*WHAT YOU HAVE TO DO*: With no word left out, write out the entire listing.

*THE DATA*:
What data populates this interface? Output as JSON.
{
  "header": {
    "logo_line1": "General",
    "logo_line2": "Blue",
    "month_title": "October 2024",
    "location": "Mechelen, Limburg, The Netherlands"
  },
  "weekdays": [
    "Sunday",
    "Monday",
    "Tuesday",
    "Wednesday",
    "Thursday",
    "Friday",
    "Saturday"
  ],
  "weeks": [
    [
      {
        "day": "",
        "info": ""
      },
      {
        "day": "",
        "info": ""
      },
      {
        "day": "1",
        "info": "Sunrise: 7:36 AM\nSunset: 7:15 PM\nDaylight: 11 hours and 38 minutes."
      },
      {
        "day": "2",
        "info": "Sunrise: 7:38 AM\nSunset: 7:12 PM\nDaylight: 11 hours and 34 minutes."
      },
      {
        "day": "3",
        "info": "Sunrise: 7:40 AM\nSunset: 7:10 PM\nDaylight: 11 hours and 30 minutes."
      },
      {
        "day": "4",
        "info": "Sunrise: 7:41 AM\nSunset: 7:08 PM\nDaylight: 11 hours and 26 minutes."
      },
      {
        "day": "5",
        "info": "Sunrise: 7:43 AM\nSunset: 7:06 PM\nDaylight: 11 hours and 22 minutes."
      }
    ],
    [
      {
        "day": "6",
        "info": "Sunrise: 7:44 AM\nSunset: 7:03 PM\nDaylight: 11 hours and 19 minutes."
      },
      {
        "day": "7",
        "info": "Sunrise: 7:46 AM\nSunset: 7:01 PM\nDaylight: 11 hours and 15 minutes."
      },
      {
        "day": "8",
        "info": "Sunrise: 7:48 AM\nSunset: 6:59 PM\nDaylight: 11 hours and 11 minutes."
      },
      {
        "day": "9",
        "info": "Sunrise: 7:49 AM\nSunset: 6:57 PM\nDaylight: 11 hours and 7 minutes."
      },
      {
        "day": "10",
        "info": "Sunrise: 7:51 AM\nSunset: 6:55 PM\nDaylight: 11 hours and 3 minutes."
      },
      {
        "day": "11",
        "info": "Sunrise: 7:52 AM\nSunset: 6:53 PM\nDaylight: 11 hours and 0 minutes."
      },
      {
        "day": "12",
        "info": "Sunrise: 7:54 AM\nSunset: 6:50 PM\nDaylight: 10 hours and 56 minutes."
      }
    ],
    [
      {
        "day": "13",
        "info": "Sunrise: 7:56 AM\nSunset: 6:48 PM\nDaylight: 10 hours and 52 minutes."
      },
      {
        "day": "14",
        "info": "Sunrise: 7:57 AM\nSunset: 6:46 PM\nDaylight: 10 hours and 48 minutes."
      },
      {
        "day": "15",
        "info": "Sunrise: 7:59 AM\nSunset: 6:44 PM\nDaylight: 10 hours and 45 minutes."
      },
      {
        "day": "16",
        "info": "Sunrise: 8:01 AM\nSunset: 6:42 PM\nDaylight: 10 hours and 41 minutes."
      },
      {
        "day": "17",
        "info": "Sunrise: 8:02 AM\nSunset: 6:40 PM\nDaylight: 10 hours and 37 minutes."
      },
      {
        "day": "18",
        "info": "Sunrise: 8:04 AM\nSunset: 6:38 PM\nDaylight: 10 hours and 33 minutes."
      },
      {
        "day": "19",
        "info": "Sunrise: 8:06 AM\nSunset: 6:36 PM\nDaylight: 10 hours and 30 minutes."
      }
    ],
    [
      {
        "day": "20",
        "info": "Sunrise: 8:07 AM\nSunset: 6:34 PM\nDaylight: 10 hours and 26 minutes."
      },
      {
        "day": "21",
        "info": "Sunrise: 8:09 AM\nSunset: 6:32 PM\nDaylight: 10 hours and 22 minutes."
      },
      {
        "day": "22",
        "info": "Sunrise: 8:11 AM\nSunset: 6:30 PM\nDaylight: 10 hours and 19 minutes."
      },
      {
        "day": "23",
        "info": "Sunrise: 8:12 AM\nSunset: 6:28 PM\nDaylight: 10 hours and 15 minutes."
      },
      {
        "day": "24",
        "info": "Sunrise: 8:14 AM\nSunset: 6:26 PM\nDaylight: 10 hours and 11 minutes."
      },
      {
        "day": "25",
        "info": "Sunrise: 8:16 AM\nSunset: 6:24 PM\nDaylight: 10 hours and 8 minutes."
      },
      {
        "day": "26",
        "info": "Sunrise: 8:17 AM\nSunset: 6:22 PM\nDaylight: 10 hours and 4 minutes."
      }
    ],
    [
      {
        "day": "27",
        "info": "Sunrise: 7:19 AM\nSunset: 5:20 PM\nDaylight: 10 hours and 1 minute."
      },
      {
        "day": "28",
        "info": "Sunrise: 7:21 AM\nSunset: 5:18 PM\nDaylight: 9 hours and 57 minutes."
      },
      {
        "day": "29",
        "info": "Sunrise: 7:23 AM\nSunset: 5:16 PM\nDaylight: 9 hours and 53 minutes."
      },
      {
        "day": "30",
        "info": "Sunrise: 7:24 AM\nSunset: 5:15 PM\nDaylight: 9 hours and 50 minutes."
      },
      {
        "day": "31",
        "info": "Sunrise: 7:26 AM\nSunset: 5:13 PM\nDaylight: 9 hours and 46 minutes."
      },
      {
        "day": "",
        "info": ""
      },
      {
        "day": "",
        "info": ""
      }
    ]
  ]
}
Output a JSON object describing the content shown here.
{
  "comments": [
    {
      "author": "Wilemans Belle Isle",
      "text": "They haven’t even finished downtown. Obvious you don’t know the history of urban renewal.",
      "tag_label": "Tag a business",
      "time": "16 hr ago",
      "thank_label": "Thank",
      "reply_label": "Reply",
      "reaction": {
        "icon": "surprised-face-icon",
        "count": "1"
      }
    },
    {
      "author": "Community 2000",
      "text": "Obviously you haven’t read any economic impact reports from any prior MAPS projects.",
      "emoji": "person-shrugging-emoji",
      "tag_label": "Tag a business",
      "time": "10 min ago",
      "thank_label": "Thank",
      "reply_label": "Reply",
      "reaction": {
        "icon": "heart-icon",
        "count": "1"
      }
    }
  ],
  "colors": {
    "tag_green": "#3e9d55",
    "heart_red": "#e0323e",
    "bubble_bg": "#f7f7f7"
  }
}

*TASK SOLUTION*:
What data populates this interface? Output as JSON.
{
  "header": {
    "logo_line1": "General",
    "logo_line2": "Blue",
    "month_title": "October 2024",
    "location": "Mechelen, Limburg, The Netherlands"
  },
  "weekdays": [
    "Sunday",
    "Monday",
    "Tuesday",
    "Wednesday",
    "Thursday",
    "Friday",
    "Saturday"
  ],
  "weeks": [
    [
      {
        "day": "",
        "info": ""
      },
      {
        "day": "",
        "info": ""
      },
      {
        "day": "1",
        "info": "Sunrise: 7:36 AM\nSunset: 7:15 PM\nDaylight: 11 hours and 38 minutes."
      },
      {
        "day": "2",
        "info": "Sunrise: 7:38 AM\nSunset: 7:12 PM\nDaylight: 11 hours and 34 minutes."
      },
      {
        "day": "3",
        "info": "Sunrise: 7:40 AM\nSunset: 7:10 PM\nDaylight: 11 hours and 30 minutes."
      },
      {
        "day": "4",
        "info": "Sunrise: 7:41 AM\nSunset: 7:08 PM\nDaylight: 11 hours and 26 minutes."
      },
      {
        "day": "5",
        "info": "Sunrise: 7:43 AM\nSunset: 7:06 PM\nDaylight: 11 hours and 22 minutes."
      }
    ],
    [
      {
        "day": "6",
        "info": "Sunrise: 7:44 AM\nSunset: 7:03 PM\nDaylight: 11 hours and 19 minutes."
      },
      {
        "day": "7",
        "info": "Sunrise: 7:46 AM\nSunset: 7:01 PM\nDaylight: 11 hours and 15 minutes."
      },
      {
        "day": "8",
        "info": "Sunrise: 7:48 AM\nSunset: 6:59 PM\nDaylight: 11 hours and 11 minutes."
      },
      {
        "day": "9",
        "info": "Sunrise: 7:49 AM\nSunset: 6:57 PM\nDaylight: 11 hours and 7 minutes."
      },
      {
        "day": "10",
        "info": "Sunrise: 7:51 AM\nSunset: 6:55 PM\nDaylight: 11 hours and 3 minutes."
      },
      {
        "day": "11",
        "info": "Sunrise: 7:52 AM\nSunset: 6:53 PM\nDaylight: 11 hours and 0 minutes."
      },
      {
        "day": "12",
        "info": "Sunrise: 7:54 AM\nSunset: 6:50 PM\nDaylight: 10 hours and 56 minutes."
      }
    ],
    [
      {
        "day": "13",
        "info": "Sunrise: 7:56 AM\nSunset: 6:48 PM\nDaylight: 10 hours and 52 minutes."
      },
      {
        "day": "14",
        "info": "Sunrise: 7:57 AM\nSunset: 6:46 PM\nDaylight: 10 hours and 48 minutes."
      },
      {
        "day": "15",
        "info": "Sunrise: 7:59 AM\nSunset: 6:44 PM\nDaylight: 10 hours and 45 minutes."
      },
      {
        "day": "16",
        "info": "Sunrise: 8:01 AM\nSunset: 6:42 PM\nDaylight: 10 hours and 41 minutes."
      },
      {
        "day": "17",
        "info": "Sunrise: 8:02 AM\nSunset: 6:40 PM\nDaylight: 10 hours and 37 minutes."
      },
      {
        "day": "18",
        "info": "Sunrise: 8:04 AM\nSunset: 6:38 PM\nDaylight: 10 hours and 33 minutes."
      },
      {
        "day": "19",
        "info": "Sunrise: 8:06 AM\nSunset: 6:36 PM\nDaylight: 10 hours and 30 minutes."
      }
    ],
    [
      {
        "day": "20",
        "info": "Sunrise: 8:07 AM\nSunset: 6:34 PM\nDaylight: 10 hours and 26 minutes."
      },
      {
        "day": "21",
        "info": "Sunrise: 8:09 AM\nSunset: 6:32 PM\nDaylight: 10 hours and 22 minutes."
      },
      {
        "day": "22",
        "info": "Sunrise: 8:11 AM\nSunset: 6:30 PM\nDaylight: 10 hours and 19 minutes."
      },
      {
        "day": "23",
        "info": "Sunrise: 8:12 AM\nSunset: 6:28 PM\nDaylight: 10 hours and 15 minutes."
      },
      {
        "day": "24",
        "info": "Sunrise: 8:14 AM\nSunset: 6:26 PM\nDaylight: 10 hours and 11 minutes."
      },
      {
        "day": "25",
        "info": "Sunrise: 8:16 AM\nSunset: 6:24 PM\nDaylight: 10 hours and 8 minutes."
      },
      {
        "day": "26",
        "info": "Sunrise: 8:17 AM\nSunset: 6:22 PM\nDaylight: 10 hours and 4 minutes."
      }
    ],
    [
      {
        "day": "27",
        "info": "Sunrise: 7:19 AM\nSunset: 5:20 PM\nDaylight: 10 hours and 1 minute."
      },
      {
        "day": "28",
        "info": "Sunrise: 7:21 AM\nSunset: 5:18 PM\nDaylight: 9 hours and 57 minutes."
      },
      {
        "day": "29",
        "info": "Sunrise: 7:23 AM\nSunset: 5:16 PM\nDaylight: 9 hours and 53 minutes."
      },
      {
        "day": "30",
        "info": "Sunrise: 7:24 AM\nSunset: 5:15 PM\nDaylight: 9 hours and 50 minutes."
      },
      {
        "day": "31",
        "info": "Sunrise: 7:26 AM\nSunset: 5:13 PM\nDaylight: 9 hours and 46 minutes."
      },
      {
        "day": "",
        "info": ""
      },
      {
        "day": "",
        "info": ""
      }
    ]
  ]
}
Output a JSON object describing the content shown here.
{
  "comments": [
    {
      "author": "Wilemans Belle Isle",
      "text": "They haven’t even finished downtown. Obvious you don’t know the history of urban renewal.",
      "tag_label": "Tag a business",
      "time": "16 hr ago",
      "thank_label": "Thank",
      "reply_label": "Reply",
      "reaction": {
        "icon": "surprised-face-icon",
        "count": "1"
      }
    },
    {
      "author": "Community 2000",
      "text": "Obviously you haven’t read any economic impact reports from any prior MAPS projects.",
      "emoji": "person-shrugging-emoji",
      "tag_label": "Tag a business",
      "time": "10 min ago",
      "thank_label": "Thank",
      "reply_label": "Reply",
      "reaction": {
        "icon": "heart-icon",
        "count": "1"
      }
    }
  ],
  "colors": {
    "tag_green": "#3e9d55",
    "heart_red": "#e0323e",
    "bubble_bg": "#f7f7f7"
  }
}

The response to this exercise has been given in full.